  • BACKGROUND: Diagnosing polycystic ovary syndrome (PCOS) in adolescence is clinically challenging. The prevalence of clinical, ultrasound and biochemical features of PCOS in a community-based adolescent population using current diagnostic criteria has not previously been described. METHODS: This was a prospective cohort study with 244 unselected post-menarchal girls, mean age 15.2 years, of whom 91% were Caucasian. Subjects were recruited from a large population-based birth cohort (the Raine cohort). Clinical hyperandrogenism (HA) was quantified using Ferriman-Gallwey scores. In the early follicular phase (Day 2-6), we measured circulating androgens and sex hormone-binding globulin by immunoassay, and ovarian morphology was assessed by transabdominal ultrasound examination. BMI and waist-hip ratio were measured. RESULTS: Normal ranges for early follicular phase androgens in adolescence were derived for this population. The top 5 and 10% of circulating free testosterone levels were 45.6 and 34.5 pmol/l, respectively. Fifty-one percent of girls reported menstrual irregularity. Clinical HA was uncommon, being observed in only 3.5% of girls. Mean ovarian volume was greater than that reported by others in adult women and 35% of girls had polycystic ovary morphology on transabdominal ultrasound. Taking the upper 5% of free testosterone as HA, 42 girls (18.5%) would have met the Rotterdam criteria for PCOS, 11 girls (5%) the Androgen Excess Society criteria and 7 girls (3.1%) the National Institutes of Health criteria. CONCLUSIONS: Menstrual irregularity is common in adolescence and does not relate to clinical or biochemical HA. Diagnostic criteria for PCOS which include ovarian volume and morphology may be of limited use in adolescence.

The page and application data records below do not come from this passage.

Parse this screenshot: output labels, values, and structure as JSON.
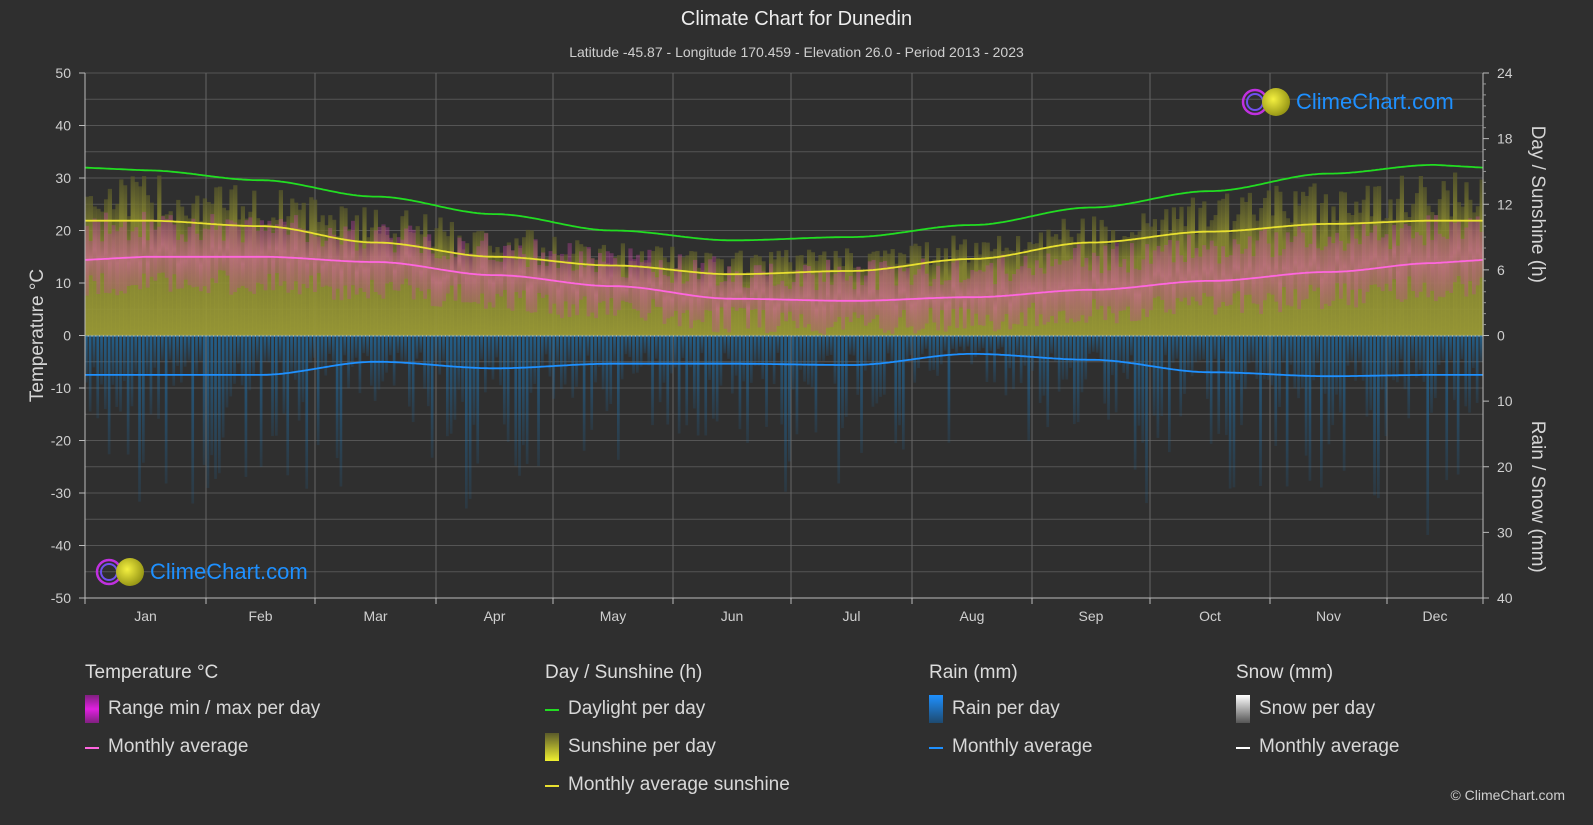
{
  "header": {
    "title": "Climate Chart for Dunedin",
    "subtitle": "Latitude -45.87 - Longitude 170.459 - Elevation 26.0 - Period 2013 - 2023"
  },
  "logo": {
    "text": "ClimeChart.com"
  },
  "copyright": "© ClimeChart.com",
  "colors": {
    "background": "#2f2f2f",
    "grid": "#5a5a5a",
    "temp_range": "#d040c0",
    "temp_avg": "#ff66e0",
    "daylight": "#22dd22",
    "sunshine_bar": "#9a9a30",
    "sunshine_avg": "#e8e030",
    "rain_bar": "#1e6ea8",
    "rain_avg": "#1e90ff",
    "snow_avg": "#ffffff",
    "logo_blue": "#1e90ff"
  },
  "legend": {
    "groups": [
      {
        "title": "Temperature °C",
        "items": [
          {
            "label": "Range min / max per day",
            "kind": "bar",
            "color": "#e020e0"
          },
          {
            "label": "Monthly average",
            "kind": "line",
            "color": "#ff66e0"
          }
        ]
      },
      {
        "title": "Day / Sunshine (h)",
        "items": [
          {
            "label": "Daylight per day",
            "kind": "line",
            "color": "#22dd22"
          },
          {
            "label": "Sunshine per day",
            "kind": "bar",
            "color": "#e8e030"
          },
          {
            "label": "Monthly average sunshine",
            "kind": "line",
            "color": "#e8e030"
          }
        ]
      },
      {
        "title": "Rain (mm)",
        "items": [
          {
            "label": "Rain per day",
            "kind": "bar",
            "color": "#1e90ff"
          },
          {
            "label": "Monthly average",
            "kind": "line",
            "color": "#1e90ff"
          }
        ]
      },
      {
        "title": "Snow (mm)",
        "items": [
          {
            "label": "Snow per day",
            "kind": "bar",
            "color": "#ffffff"
          },
          {
            "label": "Monthly average",
            "kind": "line",
            "color": "#ffffff"
          }
        ]
      }
    ]
  },
  "chart_data": {
    "type": "line",
    "title": "Climate Chart for Dunedin",
    "subtitle": "Latitude -45.87 - Longitude 170.459 - Elevation 26.0 - Period 2013 - 2023",
    "categories": [
      "Jan",
      "Feb",
      "Mar",
      "Apr",
      "May",
      "Jun",
      "Jul",
      "Aug",
      "Sep",
      "Oct",
      "Nov",
      "Dec"
    ],
    "axes": {
      "left": {
        "label": "Temperature °C",
        "range": [
          -50,
          50
        ],
        "ticks": [
          50,
          40,
          30,
          20,
          10,
          0,
          -10,
          -20,
          -30,
          -40,
          -50
        ]
      },
      "right_top": {
        "label": "Day / Sunshine (h)",
        "range": [
          0,
          24
        ],
        "ticks": [
          24,
          18,
          12,
          6,
          0
        ]
      },
      "right_bottom": {
        "label": "Rain / Snow (mm)",
        "range": [
          0,
          40
        ],
        "ticks": [
          10,
          20,
          30,
          40
        ]
      }
    },
    "grid": true,
    "series": [
      {
        "name": "Temperature monthly average",
        "unit": "°C",
        "axis": "left",
        "values": [
          15.0,
          15.0,
          14.0,
          11.5,
          9.4,
          7.0,
          6.6,
          7.3,
          8.7,
          10.4,
          12.1,
          13.8
        ]
      },
      {
        "name": "Temperature range max (approx.)",
        "unit": "°C",
        "axis": "left",
        "values": [
          21,
          20.5,
          19,
          16.5,
          14,
          12,
          11.5,
          12.5,
          14.5,
          16.5,
          18.5,
          20
        ]
      },
      {
        "name": "Temperature range min (approx.)",
        "unit": "°C",
        "axis": "left",
        "values": [
          10,
          10,
          9,
          7,
          5,
          3,
          2.5,
          3,
          4.5,
          6,
          7.5,
          9
        ]
      },
      {
        "name": "Daylight per day",
        "unit": "h",
        "axis": "right_top",
        "values": [
          15.1,
          14.2,
          12.7,
          11.1,
          9.6,
          8.7,
          9.0,
          10.1,
          11.7,
          13.2,
          14.8,
          15.6
        ]
      },
      {
        "name": "Sunshine per day (top of bars)",
        "unit": "h",
        "axis": "right_top",
        "values": [
          14.0,
          13.0,
          11.3,
          9.5,
          8.2,
          7.4,
          7.7,
          8.8,
          10.6,
          12.3,
          13.6,
          14.3
        ]
      },
      {
        "name": "Monthly average sunshine",
        "unit": "h",
        "axis": "right_top",
        "values": [
          10.5,
          10.0,
          8.5,
          7.2,
          6.4,
          5.6,
          5.9,
          7.0,
          8.5,
          9.5,
          10.2,
          10.5
        ]
      },
      {
        "name": "Rain monthly average",
        "unit": "mm",
        "axis": "right_bottom",
        "values": [
          6.0,
          6.0,
          4.0,
          5.0,
          4.3,
          4.3,
          4.5,
          2.8,
          3.7,
          5.6,
          6.2,
          6.0
        ]
      },
      {
        "name": "Snow monthly average",
        "unit": "mm",
        "axis": "right_bottom",
        "values": [
          0,
          0,
          0,
          0,
          0,
          0,
          0,
          0,
          0,
          0,
          0,
          0
        ]
      }
    ],
    "legend_position": "bottom"
  }
}
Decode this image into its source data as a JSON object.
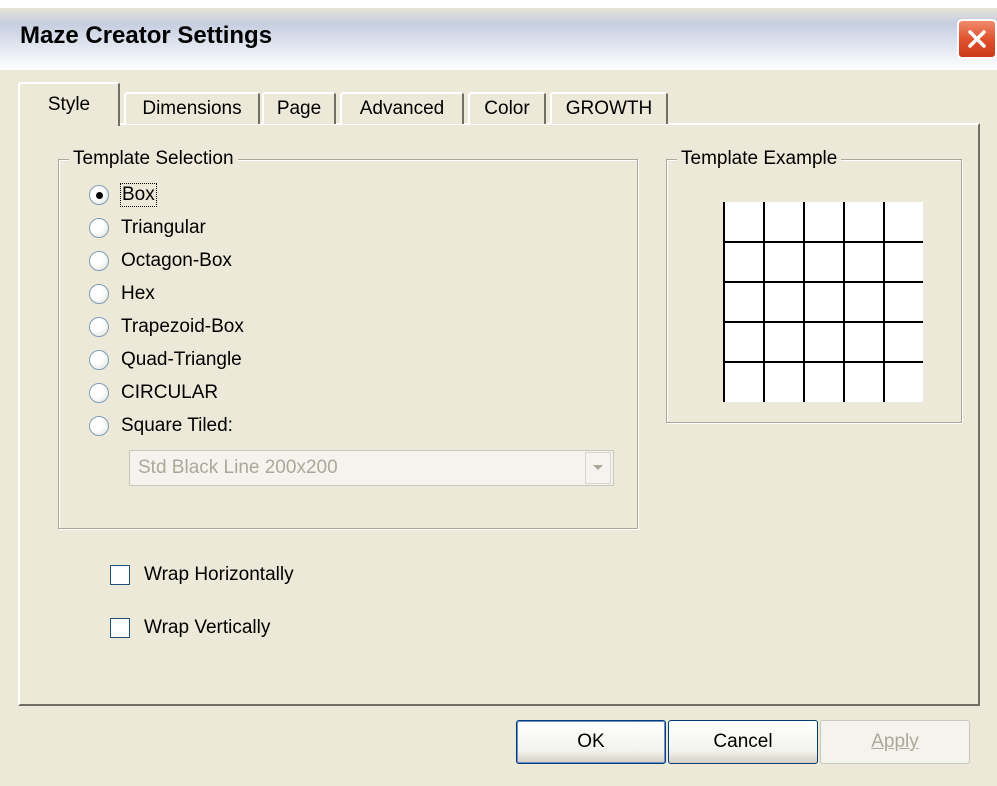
{
  "window": {
    "title": "Maze Creator Settings"
  },
  "tabs": [
    {
      "label": "Style",
      "active": true
    },
    {
      "label": "Dimensions"
    },
    {
      "label": "Page"
    },
    {
      "label": "Advanced"
    },
    {
      "label": "Color"
    },
    {
      "label": "GROWTH"
    }
  ],
  "template_selection": {
    "legend": "Template Selection",
    "options": [
      {
        "label": "Box",
        "selected": true
      },
      {
        "label": "Triangular"
      },
      {
        "label": "Octagon-Box"
      },
      {
        "label": "Hex"
      },
      {
        "label": "Trapezoid-Box"
      },
      {
        "label": "Quad-Triangle"
      },
      {
        "label": "CIRCULAR"
      },
      {
        "label": "Square Tiled:"
      }
    ],
    "tiled_select": {
      "value": "Std Black Line 200x200",
      "disabled": true
    }
  },
  "template_example": {
    "legend": "Template Example"
  },
  "options": {
    "wrap_horizontally": {
      "label": "Wrap Horizontally",
      "checked": false
    },
    "wrap_vertically": {
      "label": "Wrap Vertically",
      "checked": false
    }
  },
  "buttons": {
    "ok": "OK",
    "cancel": "Cancel",
    "apply": "Apply"
  },
  "colors": {
    "close_button": "#e0532e",
    "window_bg": "#ece9d8",
    "button_border": "#003c74"
  }
}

authors

  • Hickey, M
  • Doherty, DA
  • Atkinson, H
  • Sloboda, Deborah
  • Franks, S
  • Norman, RJ
  • Hart, R

publication date

  • June 1, 2011